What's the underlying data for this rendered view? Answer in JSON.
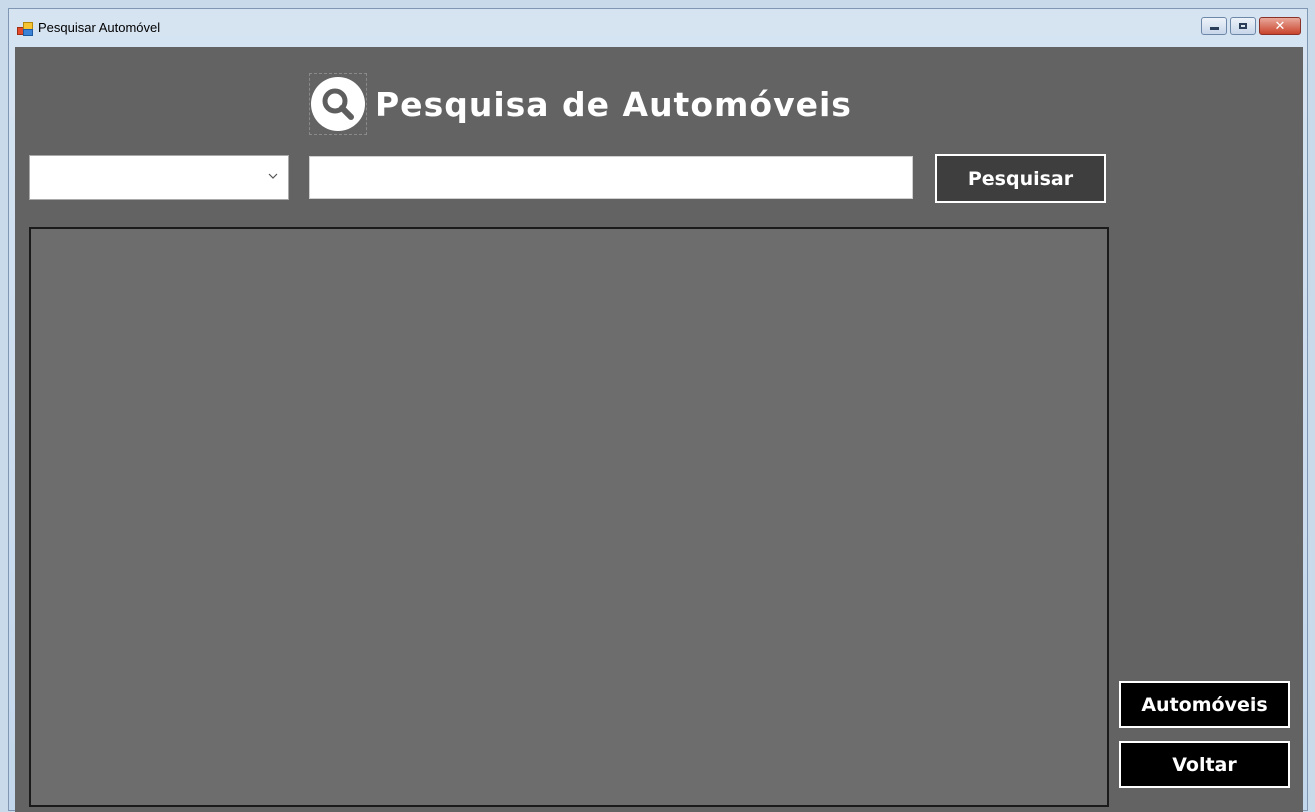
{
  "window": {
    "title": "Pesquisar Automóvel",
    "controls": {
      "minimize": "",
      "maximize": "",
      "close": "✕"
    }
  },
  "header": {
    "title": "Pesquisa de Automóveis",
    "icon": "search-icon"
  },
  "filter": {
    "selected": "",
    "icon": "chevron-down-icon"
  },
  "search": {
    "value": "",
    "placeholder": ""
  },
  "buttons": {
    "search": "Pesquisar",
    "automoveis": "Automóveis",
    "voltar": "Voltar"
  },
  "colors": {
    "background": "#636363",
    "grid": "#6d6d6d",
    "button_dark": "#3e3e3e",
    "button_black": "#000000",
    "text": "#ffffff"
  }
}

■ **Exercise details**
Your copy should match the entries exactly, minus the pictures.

■ **Expected answer**
What's the underlying data for this rendered view? Answer in JSON.
{
  "window": {
    "title": "Pesquisar Automóvel",
    "controls": {
      "minimize": "",
      "maximize": "",
      "close": "✕"
    }
  },
  "header": {
    "title": "Pesquisa de Automóveis",
    "icon": "search-icon"
  },
  "filter": {
    "selected": "",
    "icon": "chevron-down-icon"
  },
  "search": {
    "value": "",
    "placeholder": ""
  },
  "buttons": {
    "search": "Pesquisar",
    "automoveis": "Automóveis",
    "voltar": "Voltar"
  },
  "colors": {
    "background": "#636363",
    "grid": "#6d6d6d",
    "button_dark": "#3e3e3e",
    "button_black": "#000000",
    "text": "#ffffff"
  }
}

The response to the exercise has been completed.